For the Venn diagram organizer, start with two huge circles that overlap by a third.  On their own, students draw circles that are too small and that barely overlap.  Instead, I have them trace a seven or eight inch bowl whose shape fills about two-thirds of a page of notebook paper.  If two seven-inch circles are traced, overlapping in the middle, the result is enough room for the three kinds of information needed in the essay:  how each concept differs (the outer parts of the circles) and how each concept is similar (the overlapped part).

For students comfortable with mind webs, I recommend using Venn diagrams.  The circles of the Venn diagram look something like a mind web and bring continuity to the prewriting experience.  If there is not enough room in the circles, we tape another paper to the bottom or side of the page and add more information there.  But a chart works just as well for students who prefer that way of organizing.

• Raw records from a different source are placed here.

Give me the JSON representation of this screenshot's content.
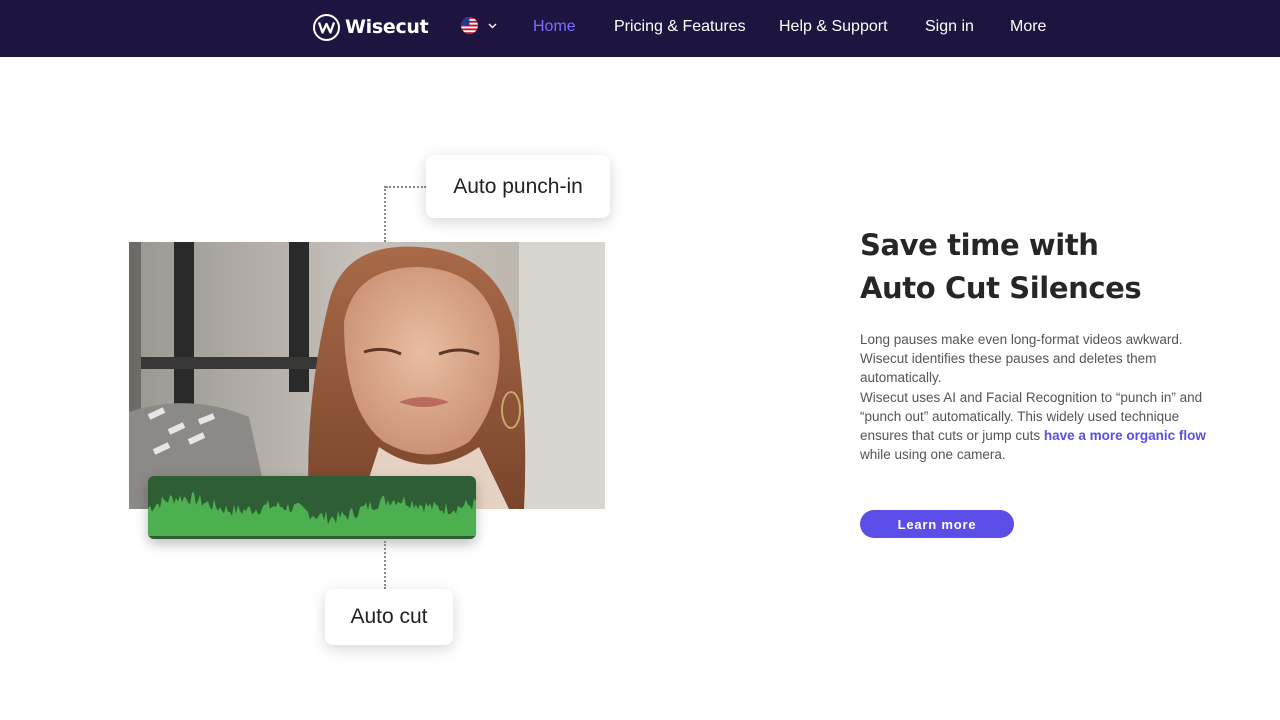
{
  "brand": {
    "name": "Wisecut",
    "logo_letter": "W"
  },
  "nav": {
    "language_icon": "us-flag-icon",
    "items": [
      {
        "label": "Home",
        "active": true
      },
      {
        "label": "Pricing & Features",
        "active": false
      },
      {
        "label": "Help & Support",
        "active": false
      },
      {
        "label": "Sign in",
        "active": false
      },
      {
        "label": "More",
        "active": false
      }
    ]
  },
  "illustration": {
    "top_tag": "Auto punch-in",
    "bottom_tag": "Auto cut"
  },
  "hero": {
    "headline_line1": "Save time with",
    "headline_line2": "Auto Cut Silences",
    "desc_line1": "Long pauses make even long-format videos awkward.",
    "desc_line2": "Wisecut identifies these pauses and deletes them",
    "desc_line3": "automatically.",
    "desc_line4": "Wisecut uses AI and Facial Recognition to “punch in” and",
    "desc_line5": "“punch out” automatically. This widely used technique",
    "desc_line6_prefix": "ensures that cuts or jump cuts ",
    "desc_line6_link": "have a more organic flow",
    "desc_line7": "while using one camera.",
    "cta_label": "Learn more"
  },
  "colors": {
    "nav_bg": "#1d1540",
    "accent": "#5b4de8",
    "nav_active": "#7b6cff",
    "waveform_bg": "#2d5e34",
    "waveform": "#4caf50"
  }
}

When the chart or diagram is full, I ask students to use colored pencils to identify information that should go together in the same body paragraphs.  Students might circle Harry Potter’s and Percy Jackson’s ages in red; where they live in red; where they go to school or camp in red and when the stories take place in red.  They might circle their friends in blue.  They might circle their tasks or actions in green.  Then they number the colors to show what kinds of information they plan to use in the first, second and third body paragraphs.

Essay on sharks by a third grader.

To enlarge, click on the photo.

Previous blogs have covered why prewriting organizers are important, and how to construct and use easy kinds of organizers for expository and persuasive essays (mind webs) and for narratives (modified time lines).  Now the student is ready to begin the first draft.  Next time we will talk about introductions.